I'm leaving Spain this evening to fly to Paris for what will be my second Tour de France start. Along with many other people, I hope it will provide a similar outcome to last year with Lance winning again and equaling the record of five straight TdF wins currently held by Miguel Indurain.
After a few weeks of uncertainty for me following the Dauphine Libere, I was finally informed a few days ago that I've been selected for the USPS-Berry Floor Tour de France team to help Lance Armstrong attempt to win his fifth consecutive Tour! But that final day in Paris is a long way off; right now is the time to stay focused on the job at hand and take each day as it comes, and pay attention to every detail.
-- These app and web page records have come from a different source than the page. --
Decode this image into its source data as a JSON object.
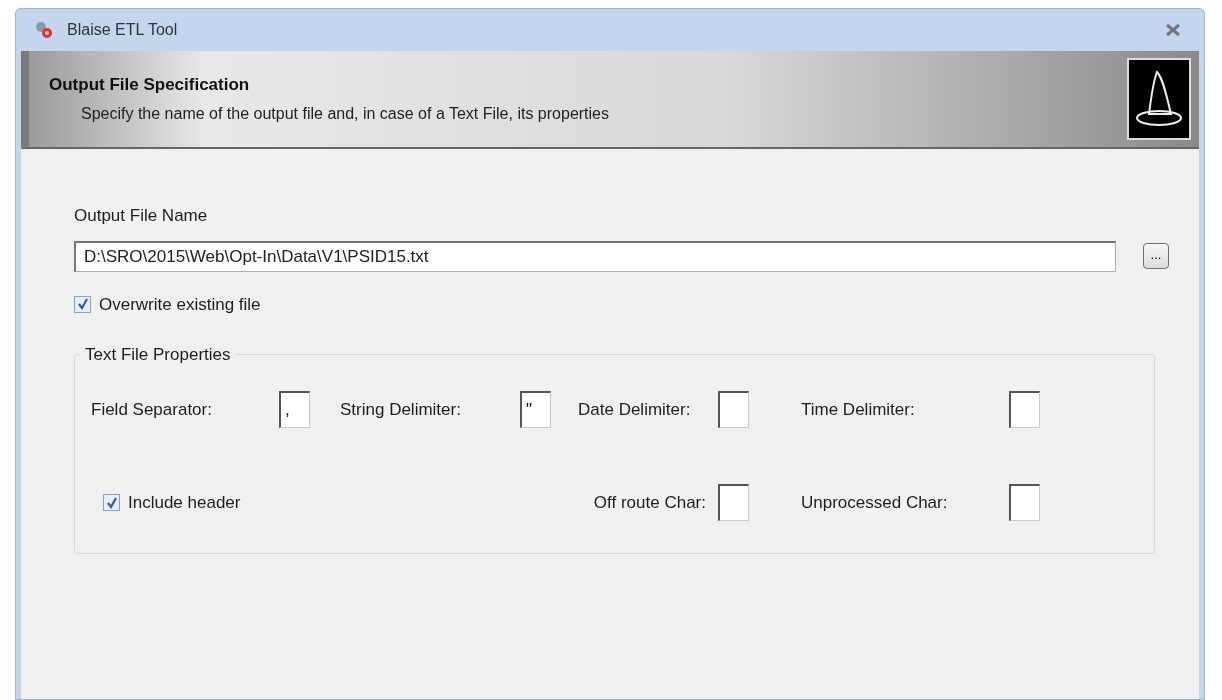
{
  "window": {
    "title": "Blaise ETL Tool"
  },
  "header": {
    "title": "Output File Specification",
    "subtitle": "Specify the name of the output file and, in case of a Text File, its properties"
  },
  "output_file": {
    "label": "Output File Name",
    "value": "D:\\SRO\\2015\\Web\\Opt-In\\Data\\V1\\PSID15.txt",
    "browse": "..."
  },
  "overwrite": {
    "label": "Overwrite existing file",
    "checked": true
  },
  "text_file_properties": {
    "title": "Text File Properties",
    "row_1": [
      {
        "label": "Field Separator:",
        "value": ","
      },
      {
        "label": "String Delimiter:",
        "value": "\""
      },
      {
        "label": "Date Delimiter:"
      },
      {
        "label": "Time Delimiter:"
      }
    ],
    "include_header": {
      "label": "Include header",
      "checked": true
    },
    "row_2": [
      {
        "label": "Off route Char:"
      },
      {
        "label": "Unprocessed Char:"
      }
    ]
  }
}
In a three week race the little things that are taken for granted every day add up to big differences in the end. For example, it is critical that any and all time off the bike should be spent recovering in the best available way. That means as little walking and standing as possible; whenever we are not eating or riding, we are lying down or at least sitting. Fortunately, just like the team of friends and doctors, who made it possible for me to be here six months after my broken hip, our USPS-Berry Floor team has a crew of support people - who the public never sees - who worry about every single detail so we can focus completely on the race.
This year's Tour de France will be different in several ways from last year's. Most importantly, I now know what to expect at the Tour so that makes things somewhat less anxious for me. But on the other hand, there is a bit of added pressure on me to perform when the team has enough confidence to include me on the squad after what I've been through in the last six months. I've only raced 19 days this season so Saturday's start will be a challenge. I've now trained as much as possible and I've spent the last catching up with my wife and daughter who I hadn't seen between my arrival in Spain two months ago and last week.
I'm ready to go. See you in Paris!
Until next time